╭──
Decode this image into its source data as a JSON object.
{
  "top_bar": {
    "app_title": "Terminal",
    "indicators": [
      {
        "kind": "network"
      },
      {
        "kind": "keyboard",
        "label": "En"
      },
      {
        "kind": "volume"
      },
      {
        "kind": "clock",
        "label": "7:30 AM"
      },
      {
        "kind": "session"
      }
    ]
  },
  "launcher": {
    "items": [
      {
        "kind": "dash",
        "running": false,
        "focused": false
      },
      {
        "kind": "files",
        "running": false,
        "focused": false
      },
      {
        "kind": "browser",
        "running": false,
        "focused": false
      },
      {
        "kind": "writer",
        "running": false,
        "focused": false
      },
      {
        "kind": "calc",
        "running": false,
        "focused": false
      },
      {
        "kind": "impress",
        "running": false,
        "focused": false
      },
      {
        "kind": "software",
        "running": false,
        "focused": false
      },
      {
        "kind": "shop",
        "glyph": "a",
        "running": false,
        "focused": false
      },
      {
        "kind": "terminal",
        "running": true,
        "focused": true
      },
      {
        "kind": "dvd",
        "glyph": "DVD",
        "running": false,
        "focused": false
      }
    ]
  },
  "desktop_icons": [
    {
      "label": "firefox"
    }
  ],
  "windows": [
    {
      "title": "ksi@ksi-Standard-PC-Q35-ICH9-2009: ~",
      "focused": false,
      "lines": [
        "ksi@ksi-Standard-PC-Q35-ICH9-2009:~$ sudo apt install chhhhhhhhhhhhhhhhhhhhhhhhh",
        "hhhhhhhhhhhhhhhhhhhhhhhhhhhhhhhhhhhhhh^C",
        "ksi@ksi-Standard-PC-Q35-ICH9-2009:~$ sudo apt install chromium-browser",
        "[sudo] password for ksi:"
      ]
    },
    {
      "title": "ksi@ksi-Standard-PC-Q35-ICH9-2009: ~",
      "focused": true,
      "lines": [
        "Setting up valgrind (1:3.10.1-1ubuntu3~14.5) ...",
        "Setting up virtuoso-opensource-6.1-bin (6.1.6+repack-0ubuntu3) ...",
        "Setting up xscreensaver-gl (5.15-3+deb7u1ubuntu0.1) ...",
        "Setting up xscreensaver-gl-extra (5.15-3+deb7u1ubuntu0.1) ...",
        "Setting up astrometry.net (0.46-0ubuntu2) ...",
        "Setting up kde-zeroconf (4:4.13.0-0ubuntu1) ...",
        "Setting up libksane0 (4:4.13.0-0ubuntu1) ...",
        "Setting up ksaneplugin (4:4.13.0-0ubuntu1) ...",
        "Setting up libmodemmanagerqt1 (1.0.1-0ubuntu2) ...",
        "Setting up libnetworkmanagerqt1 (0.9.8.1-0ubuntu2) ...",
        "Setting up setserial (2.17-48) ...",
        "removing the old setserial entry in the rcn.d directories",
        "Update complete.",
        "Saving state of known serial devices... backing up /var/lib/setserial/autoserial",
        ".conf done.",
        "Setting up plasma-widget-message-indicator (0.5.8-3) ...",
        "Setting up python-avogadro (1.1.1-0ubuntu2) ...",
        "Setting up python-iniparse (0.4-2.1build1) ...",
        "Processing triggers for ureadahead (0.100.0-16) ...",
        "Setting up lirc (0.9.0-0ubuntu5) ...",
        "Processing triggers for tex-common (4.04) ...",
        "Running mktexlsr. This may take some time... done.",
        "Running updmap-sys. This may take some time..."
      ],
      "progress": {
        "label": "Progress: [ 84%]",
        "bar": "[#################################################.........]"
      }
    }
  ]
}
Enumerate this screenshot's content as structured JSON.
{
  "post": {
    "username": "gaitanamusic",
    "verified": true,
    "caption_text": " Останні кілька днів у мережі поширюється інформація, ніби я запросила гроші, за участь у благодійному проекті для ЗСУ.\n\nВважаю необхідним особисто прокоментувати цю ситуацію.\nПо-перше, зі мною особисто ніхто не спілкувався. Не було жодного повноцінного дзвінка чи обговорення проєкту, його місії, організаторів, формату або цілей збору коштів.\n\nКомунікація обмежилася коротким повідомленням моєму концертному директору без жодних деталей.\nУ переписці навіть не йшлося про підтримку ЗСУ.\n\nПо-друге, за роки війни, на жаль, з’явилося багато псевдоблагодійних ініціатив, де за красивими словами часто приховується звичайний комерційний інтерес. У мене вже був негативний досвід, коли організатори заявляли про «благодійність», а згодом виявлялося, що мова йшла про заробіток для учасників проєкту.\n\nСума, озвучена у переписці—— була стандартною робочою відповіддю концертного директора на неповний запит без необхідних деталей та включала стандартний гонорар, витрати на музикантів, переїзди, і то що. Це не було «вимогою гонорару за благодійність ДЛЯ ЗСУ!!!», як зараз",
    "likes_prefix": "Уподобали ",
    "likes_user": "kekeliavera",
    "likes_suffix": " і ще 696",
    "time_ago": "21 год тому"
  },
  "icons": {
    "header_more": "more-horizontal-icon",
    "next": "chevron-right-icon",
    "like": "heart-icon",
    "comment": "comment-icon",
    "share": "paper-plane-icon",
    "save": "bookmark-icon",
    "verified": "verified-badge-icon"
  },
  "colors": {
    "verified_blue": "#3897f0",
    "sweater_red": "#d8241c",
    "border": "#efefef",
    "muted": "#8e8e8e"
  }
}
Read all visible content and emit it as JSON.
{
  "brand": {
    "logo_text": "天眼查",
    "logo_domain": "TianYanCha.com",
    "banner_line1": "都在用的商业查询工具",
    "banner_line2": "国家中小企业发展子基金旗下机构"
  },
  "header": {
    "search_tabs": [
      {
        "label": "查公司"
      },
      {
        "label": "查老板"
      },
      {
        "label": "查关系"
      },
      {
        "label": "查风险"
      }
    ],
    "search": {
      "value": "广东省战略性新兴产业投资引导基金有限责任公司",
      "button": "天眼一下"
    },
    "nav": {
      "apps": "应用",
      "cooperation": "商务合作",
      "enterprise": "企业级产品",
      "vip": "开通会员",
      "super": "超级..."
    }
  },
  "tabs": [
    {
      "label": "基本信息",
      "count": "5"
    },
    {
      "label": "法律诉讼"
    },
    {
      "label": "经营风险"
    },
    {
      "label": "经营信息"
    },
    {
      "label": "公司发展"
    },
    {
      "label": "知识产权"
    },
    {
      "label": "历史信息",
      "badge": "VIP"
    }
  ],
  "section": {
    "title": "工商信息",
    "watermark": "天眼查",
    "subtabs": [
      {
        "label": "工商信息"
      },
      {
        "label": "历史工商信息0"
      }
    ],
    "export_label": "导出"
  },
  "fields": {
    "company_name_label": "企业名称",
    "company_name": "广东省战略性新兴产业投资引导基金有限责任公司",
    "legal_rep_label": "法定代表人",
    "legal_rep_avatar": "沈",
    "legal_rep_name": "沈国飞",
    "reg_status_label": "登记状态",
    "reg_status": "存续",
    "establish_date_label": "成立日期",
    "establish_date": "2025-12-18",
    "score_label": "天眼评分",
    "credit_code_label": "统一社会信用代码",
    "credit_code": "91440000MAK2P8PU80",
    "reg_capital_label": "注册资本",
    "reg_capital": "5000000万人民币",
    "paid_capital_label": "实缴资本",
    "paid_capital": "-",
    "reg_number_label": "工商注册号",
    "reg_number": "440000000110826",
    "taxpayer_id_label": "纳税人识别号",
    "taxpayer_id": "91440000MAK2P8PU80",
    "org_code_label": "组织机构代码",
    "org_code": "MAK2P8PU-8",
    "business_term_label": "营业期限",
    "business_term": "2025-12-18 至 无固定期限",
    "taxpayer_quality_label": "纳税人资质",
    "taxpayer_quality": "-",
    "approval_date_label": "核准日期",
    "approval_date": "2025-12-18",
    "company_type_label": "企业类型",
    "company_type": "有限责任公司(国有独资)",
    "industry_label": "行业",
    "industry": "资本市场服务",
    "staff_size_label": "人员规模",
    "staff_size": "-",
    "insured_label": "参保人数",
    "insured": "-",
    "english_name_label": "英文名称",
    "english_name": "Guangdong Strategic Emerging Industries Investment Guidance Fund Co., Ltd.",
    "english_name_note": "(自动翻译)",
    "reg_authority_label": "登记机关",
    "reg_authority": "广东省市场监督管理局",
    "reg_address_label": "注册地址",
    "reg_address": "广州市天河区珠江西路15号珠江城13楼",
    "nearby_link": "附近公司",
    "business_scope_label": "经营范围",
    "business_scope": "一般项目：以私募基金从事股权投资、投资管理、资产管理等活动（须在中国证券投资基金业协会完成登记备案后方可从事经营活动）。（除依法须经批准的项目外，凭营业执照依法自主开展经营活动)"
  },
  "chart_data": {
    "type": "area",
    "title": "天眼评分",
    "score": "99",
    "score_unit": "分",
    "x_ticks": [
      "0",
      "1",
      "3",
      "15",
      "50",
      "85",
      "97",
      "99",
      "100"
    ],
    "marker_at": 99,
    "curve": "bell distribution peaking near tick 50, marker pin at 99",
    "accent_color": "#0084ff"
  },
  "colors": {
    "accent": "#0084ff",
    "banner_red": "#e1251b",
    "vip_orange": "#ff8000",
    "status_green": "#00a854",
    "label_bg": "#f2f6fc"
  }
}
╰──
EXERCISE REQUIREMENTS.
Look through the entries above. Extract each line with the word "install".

SOLUTION.
        "ksi@ksi-Standard-PC-Q35-ICH9-2009:~$ sudo apt install chhhhhhhhhhhhhhhhhhhhhhhhh",
        "ksi@ksi-Standard-PC-Q35-ICH9-2009:~$ sudo apt install chromium-browser",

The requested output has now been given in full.